Avril told Yahoo Sports he is not thinking of retiring right now and that the “big decision” is whether to undergo neck surgery.
But Michael Bennett made it sound very much like Avril, who is in his 10th NFL season, knows he needs to retire.
“I think it’s a hard situation,” Bennett said. “I think any time you do something for a long period of time and it gets taken away from you and you can’t walk away from it the way you want to walk away from it, it’s a stressful thing. So I think it’s good that the Seahawks are so great and letting this be a private kind of affair and not really keeping people too in tune with what is going on. But I know it’s very hard for him at this moment because he didn’t get to do what he wanted to do.”
If this is the sudden end for Avril, a la Mack Strong in 2007, the Seahawks will miss him — on the field and off.
Avril, who joined Seattle with Bennett in 2013, is one of the top seven or eight defensive linemen in the 42-year history of the Seahawks — a list led by Hall of Famer Cortez Kennedy and fellow Ring of Honor member Jacob Green. Avril is right up there with Joe Nash, Jeff Bryant, Michael Sinclair, Chris Clemons and Bennett.
Avril is tied with Bennett for ninth on the team’s sack list, with 34.5. Added to the 39.5 he compiled in five years with Detroit, Avril ranks 75th in NFL history.
He also has forced 30 fumbles in his career — 14 of them in Seattle. Only Sinclair had more for the Hawks — 25 from 1992 to 2001 — but Avril forced them more often (.21 per game to Sinclair’s .17).
As good as he has been on the field, Avril has been awesome off it as well. He has been very active in Haiti, where his parents are from, building houses and a school. He promised a house for every sack in 2016, and he followed through with 12 houses after recording a career-high 11.5 sacks. He was named the Seahawks Man of the Year for his humanitarian deeds.
Avril has been one of the best Seahawks of the Carroll era — supporting teammates in their endeavors as well and never presenting himself in a negative light.

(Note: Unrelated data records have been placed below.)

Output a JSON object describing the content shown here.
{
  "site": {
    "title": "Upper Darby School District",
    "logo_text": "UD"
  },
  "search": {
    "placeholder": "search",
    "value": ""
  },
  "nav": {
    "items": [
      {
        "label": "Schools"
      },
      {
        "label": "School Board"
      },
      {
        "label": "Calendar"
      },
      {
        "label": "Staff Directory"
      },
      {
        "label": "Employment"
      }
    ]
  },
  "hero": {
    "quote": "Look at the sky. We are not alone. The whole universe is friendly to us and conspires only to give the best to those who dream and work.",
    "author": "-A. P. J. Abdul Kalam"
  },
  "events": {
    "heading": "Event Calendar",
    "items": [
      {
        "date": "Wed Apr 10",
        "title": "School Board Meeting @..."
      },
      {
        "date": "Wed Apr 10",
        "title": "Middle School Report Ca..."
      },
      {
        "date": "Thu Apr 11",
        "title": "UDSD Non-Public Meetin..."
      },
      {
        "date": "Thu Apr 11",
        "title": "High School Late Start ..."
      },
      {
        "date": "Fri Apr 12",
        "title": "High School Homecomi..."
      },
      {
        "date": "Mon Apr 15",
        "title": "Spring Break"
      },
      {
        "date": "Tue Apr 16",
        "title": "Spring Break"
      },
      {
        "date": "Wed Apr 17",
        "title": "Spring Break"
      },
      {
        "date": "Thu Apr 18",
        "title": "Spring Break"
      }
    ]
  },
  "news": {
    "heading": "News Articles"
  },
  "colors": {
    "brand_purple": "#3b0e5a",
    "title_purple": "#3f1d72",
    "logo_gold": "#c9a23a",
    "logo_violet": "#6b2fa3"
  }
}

He has been a true pro who will be missed for his leadership and great play.
He surely will make the best decision for himself, based on all of the top medical advice he can get. And if that means he returns late this season or next year, the Seahawks will be better for it.
But it sure looks like we are saying a premature goodbye to one of the best D-linemen the Hawks have had. And that’s too bad.